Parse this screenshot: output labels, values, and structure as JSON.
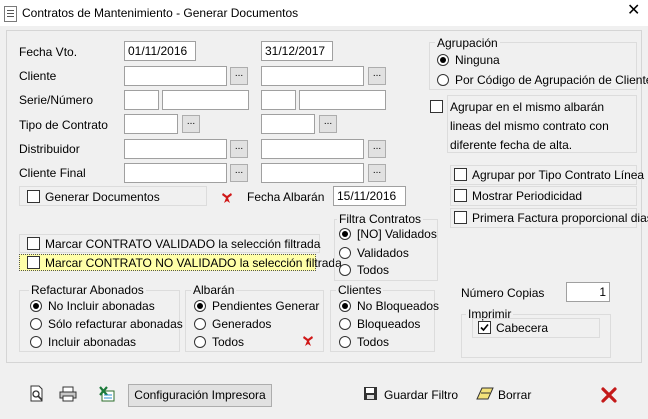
{
  "window": {
    "title": "Contratos de Mantenimiento - Generar Documentos",
    "close": "✕"
  },
  "labels": {
    "fecha_vto": "Fecha Vto.",
    "cliente": "Cliente",
    "serie": "Serie/Número",
    "tipo_contrato": "Tipo de Contrato",
    "distribuidor": "Distribuidor",
    "cliente_final": "Cliente Final",
    "fecha_albaran": "Fecha Albarán",
    "numero_copias": "Número Copias"
  },
  "values": {
    "fecha_desde": "01/11/2016",
    "fecha_hasta": "31/12/2017",
    "fecha_albaran": "15/11/2016",
    "numero_copias": "1",
    "dots": "..."
  },
  "checks": {
    "generar_documentos": "Generar Documentos",
    "marcar_validado": "Marcar CONTRATO  VALIDADO la selección filtrada",
    "marcar_no_validado": "Marcar CONTRATO NO VALIDADO la selección filtrada",
    "agrupar_albaran": "Agrupar en el mismo albarán lineas del mismo contrato con diferente fecha de alta.",
    "agrupar_tipo": "Agrupar por Tipo Contrato Línea",
    "mostrar_periodicidad": "Mostrar Periodicidad",
    "primera_factura": "Primera Factura proporcional dias",
    "cabecera": "Cabecera"
  },
  "groups": {
    "agrupacion": {
      "title": "Agrupación",
      "options": [
        "Ninguna",
        "Por Código de Agrupación de Cliente"
      ]
    },
    "filtra": {
      "title": "Filtra Contratos",
      "options": [
        "[NO] Validados",
        "Validados",
        "Todos"
      ]
    },
    "refacturar": {
      "title": "Refacturar Abonados",
      "options": [
        "No Incluir abonadas",
        "Sólo refacturar abonadas",
        "Incluir abonadas"
      ]
    },
    "albaran": {
      "title": "Albarán",
      "options": [
        "Pendientes Generar",
        "Generados",
        "Todos"
      ]
    },
    "clientes": {
      "title": "Clientes",
      "options": [
        "No Bloqueados",
        "Bloqueados",
        "Todos"
      ]
    },
    "imprimir": {
      "title": "Imprimir"
    }
  },
  "toolbar": {
    "config": "Configuración Impresora",
    "guardar": "Guardar Filtro",
    "borrar": "Borrar"
  }
}
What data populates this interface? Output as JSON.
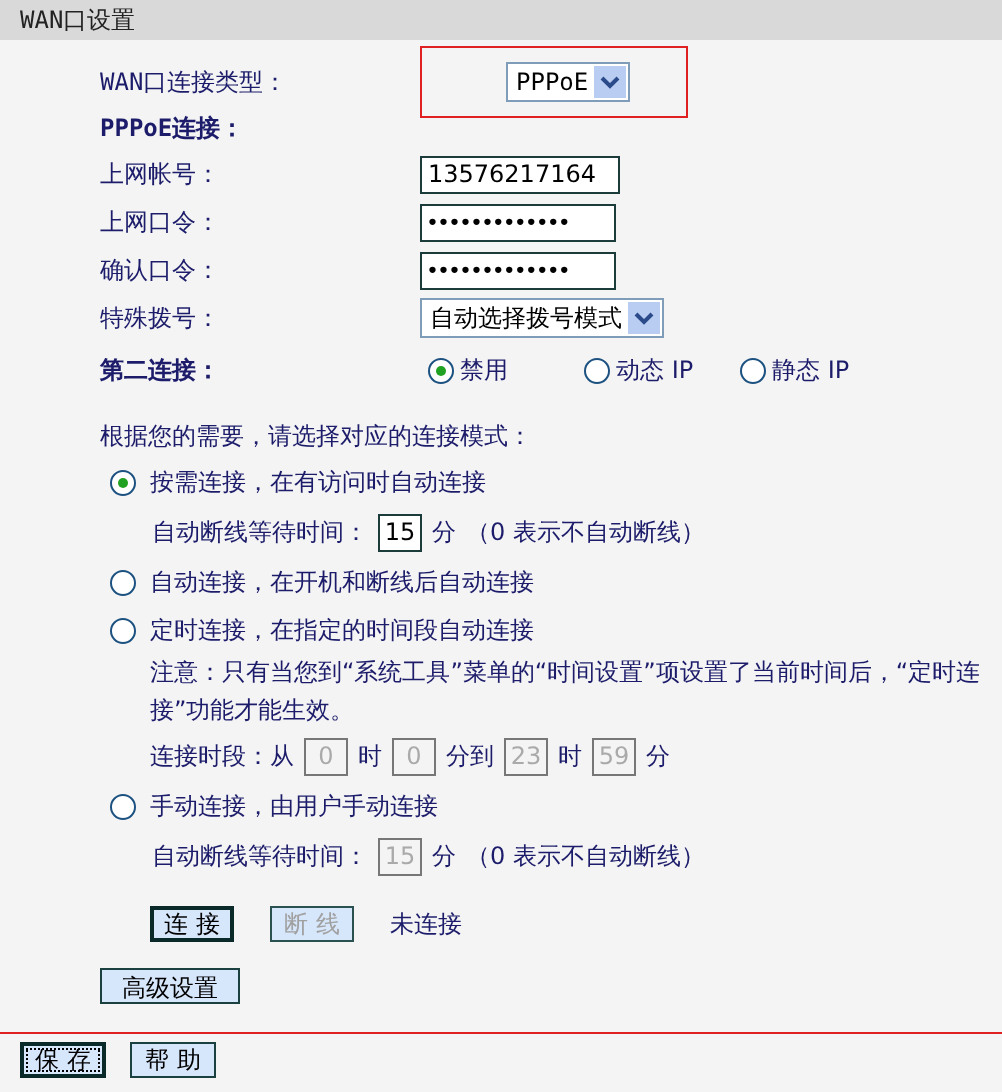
{
  "title": "WAN口设置",
  "wan_type": {
    "label": "WAN口连接类型：",
    "value": "PPPoE",
    "highlighted": true
  },
  "pppoe_heading": "PPPoE连接：",
  "fields": [
    {
      "label": "上网帐号：",
      "kind": "text",
      "value": "13576217164"
    },
    {
      "label": "上网口令：",
      "kind": "password",
      "value": "•••••••••••••"
    },
    {
      "label": "确认口令：",
      "kind": "password",
      "value": "•••••••••••••"
    },
    {
      "label": "特殊拨号：",
      "kind": "select",
      "value": "自动选择拨号模式"
    }
  ],
  "second_connection": {
    "label": "第二连接：",
    "options": [
      {
        "label": "禁用",
        "selected": true
      },
      {
        "label": "动态 IP",
        "selected": false
      },
      {
        "label": "静态 IP",
        "selected": false
      }
    ]
  },
  "mode_prompt": "根据您的需要，请选择对应的连接模式：",
  "modes": [
    {
      "label": "按需连接，在有访问时自动连接",
      "selected": true,
      "wait": {
        "label": "自动断线等待时间：",
        "value": "15",
        "unit": "分",
        "note": "（0 表示不自动断线）",
        "disabled": false
      }
    },
    {
      "label": "自动连接，在开机和断线后自动连接",
      "selected": false
    },
    {
      "label": "定时连接，在指定的时间段自动连接",
      "selected": false,
      "note": "注意：只有当您到“系统工具”菜单的“时间设置”项设置了当前时间后，“定时连接”功能才能生效。",
      "schedule": {
        "label": "连接时段：从",
        "disabled": true,
        "parts": [
          {
            "value": "0",
            "unit": "时"
          },
          {
            "value": "0",
            "unit": "分到"
          },
          {
            "value": "23",
            "unit": "时"
          },
          {
            "value": "59",
            "unit": "分"
          }
        ]
      }
    },
    {
      "label": "手动连接，由用户手动连接",
      "selected": false,
      "wait": {
        "label": "自动断线等待时间：",
        "value": "15",
        "unit": "分",
        "note": "（0 表示不自动断线）",
        "disabled": true
      }
    }
  ],
  "actions": [
    {
      "label": "连 接",
      "disabled": false
    },
    {
      "label": "断 线",
      "disabled": true
    }
  ],
  "connection_status": "未连接",
  "advanced_button": "高级设置",
  "footer_buttons": [
    {
      "label": "保 存",
      "focused": true
    },
    {
      "label": "帮 助",
      "focused": false
    }
  ]
}
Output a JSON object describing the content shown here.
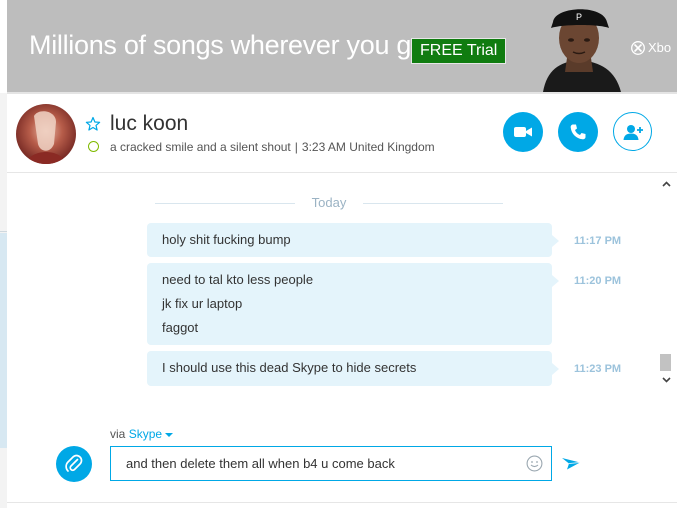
{
  "ad": {
    "headline": "Millions of songs wherever you go.",
    "cta": "FREE Trial",
    "brand": "Xbo"
  },
  "contact": {
    "name": "luc koon",
    "mood": "a cracked smile and a silent shout",
    "time_location": "3:23 AM United Kingdom",
    "status": "online"
  },
  "header_actions": {
    "video": "video-call",
    "call": "audio-call",
    "add": "add-people"
  },
  "conversation": {
    "day_divider": "Today",
    "messages": [
      {
        "lines": [
          "holy shit fucking bump"
        ],
        "time": "11:17 PM"
      },
      {
        "lines": [
          "need to tal kto less people",
          "jk fix ur laptop",
          "faggot"
        ],
        "time": "11:20 PM"
      },
      {
        "lines": [
          "I should use this dead Skype to hide secrets"
        ],
        "time": "11:23 PM"
      }
    ]
  },
  "composer": {
    "via_prefix": "via",
    "via_service": "Skype",
    "draft": "and then delete them all when b4 u come back"
  },
  "colors": {
    "accent": "#00a8e6",
    "bubble": "#e4f4fb",
    "online": "#7fba00",
    "ad_cta": "#107c10"
  }
}
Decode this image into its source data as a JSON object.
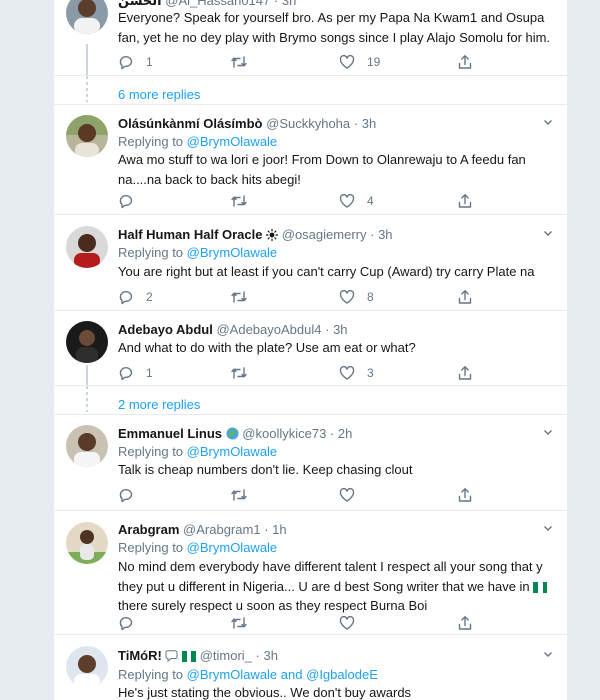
{
  "tweets": [
    {
      "name": "الحسن",
      "handle": "@Al_Hassan0147",
      "time": "3h",
      "text": "Everyone? Speak for yourself bro. As per my Papa Na Kwam1 and Osupa fan, yet he no dey play with Brymo songs since I play Alajo Somolu for him.",
      "counts": {
        "reply": "1",
        "retweet": "",
        "like": "19"
      }
    },
    {
      "name": "Olásúnkànmí Olásímbò",
      "handle": "@Suckkyhoha",
      "time": "3h",
      "replying_label": "Replying to",
      "mention": "@BrymOlawale",
      "text": "Awa mo stuff to wa lori e joor! From Down to Olanrewaju to A feedu fan na....na back to back hits abegi!",
      "counts": {
        "reply": "",
        "retweet": "",
        "like": "4"
      }
    },
    {
      "name": "Half Human Half Oracle",
      "handle": "@osagiemerry",
      "time": "3h",
      "replying_label": "Replying to",
      "mention": "@BrymOlawale",
      "text": "You are right but at least if you can't carry Cup (Award) try carry Plate na",
      "counts": {
        "reply": "2",
        "retweet": "",
        "like": "8"
      }
    },
    {
      "name": "Adebayo Abdul",
      "handle": "@AdebayoAbdul4",
      "time": "3h",
      "text": "And what to do with the plate? Use am eat or what?",
      "counts": {
        "reply": "1",
        "retweet": "",
        "like": "3"
      }
    },
    {
      "name": "Emmanuel Linus",
      "handle": "@koollykice73",
      "time": "2h",
      "replying_label": "Replying to",
      "mention": "@BrymOlawale",
      "text": "Talk is cheap numbers don't lie. Keep chasing clout",
      "counts": {
        "reply": "",
        "retweet": "",
        "like": ""
      }
    },
    {
      "name": "Arabgram",
      "handle": "@Arabgram1",
      "time": "1h",
      "replying_label": "Replying to",
      "mention": "@BrymOlawale",
      "text_line1": "No mind dem everybody have different talent I respect all your song that y",
      "text_line2": "they put u different in Nigeria... U are d best Song writer that we have in",
      "text_line3": "there surely respect u soon as they respect Burna Boi",
      "counts": {
        "reply": "",
        "retweet": "",
        "like": ""
      }
    },
    {
      "name": "TiMóR!",
      "handle": "@timori_",
      "time": "3h",
      "replying_label": "Replying to",
      "mention1": "@BrymOlawale",
      "and_word": "and",
      "mention2": "@IgbalodeE",
      "text": "He's just stating the obvious.. We don't buy awards"
    }
  ],
  "more_replies": [
    "6 more replies",
    "2 more replies"
  ],
  "dot": "·",
  "colors": {
    "link": "#1da1f2",
    "muted": "#657786",
    "text": "#14171a",
    "divider": "#e6ecf0",
    "flag_green": "#008751"
  },
  "icons": [
    "reply-icon",
    "retweet-icon",
    "like-icon",
    "share-icon",
    "caret-down-icon",
    "sun-emoji-icon",
    "globe-emoji-icon",
    "speech-bubble-emoji-icon",
    "nigeria-flag-icon"
  ]
}
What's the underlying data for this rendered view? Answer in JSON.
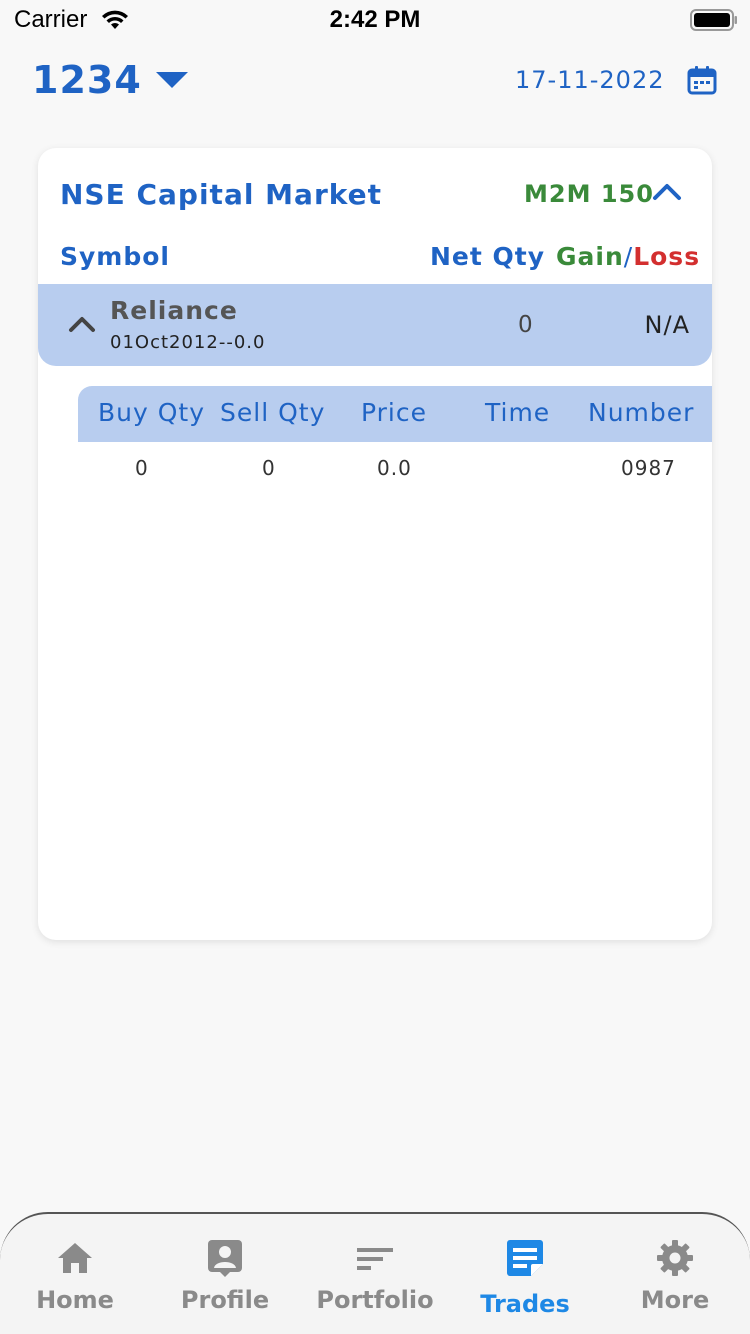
{
  "status_bar": {
    "carrier": "Carrier",
    "time": "2:42 PM"
  },
  "header": {
    "account": "1234",
    "date": "17-11-2022"
  },
  "card": {
    "title": "NSE Capital Market",
    "m2m": "M2M 150",
    "columns": {
      "symbol": "Symbol",
      "net_qty": "Net Qty",
      "gain": "Gain",
      "slash": "/",
      "loss": "Loss"
    },
    "row": {
      "symbol": "Reliance",
      "sub": "01Oct2012--0.0",
      "net_qty": "0",
      "gain_loss": "N/A"
    },
    "trade_columns": [
      "Buy Qty",
      "Sell Qty",
      "Price",
      "Time",
      "Number"
    ],
    "trade_values": [
      "0",
      "0",
      "0.0",
      "",
      "0987"
    ]
  },
  "tabs": [
    {
      "label": "Home",
      "icon": "home-icon"
    },
    {
      "label": "Profile",
      "icon": "profile-icon"
    },
    {
      "label": "Portfolio",
      "icon": "portfolio-icon"
    },
    {
      "label": "Trades",
      "icon": "trades-icon",
      "active": true
    },
    {
      "label": "More",
      "icon": "gear-icon"
    }
  ],
  "colors": {
    "primary": "#1f63c4",
    "gain": "#3a8a3a",
    "loss": "#d32f2f",
    "active_tab": "#1e88e5",
    "inactive_tab": "#8a8a8a",
    "row_highlight": "#b8cdef"
  }
}
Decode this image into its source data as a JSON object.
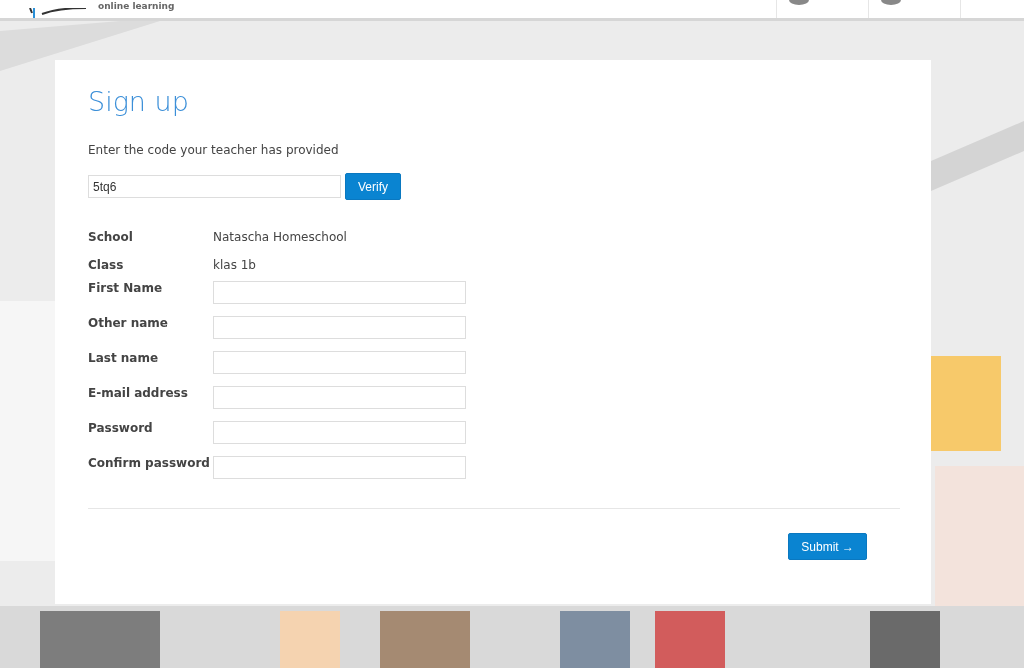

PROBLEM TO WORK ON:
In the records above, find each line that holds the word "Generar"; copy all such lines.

OUTPUT:
    "title": "Contratos de Mantenimiento - Generar Documentos",
    "generar_documentos": "Generar Documentos",
        "Pendientes Generar",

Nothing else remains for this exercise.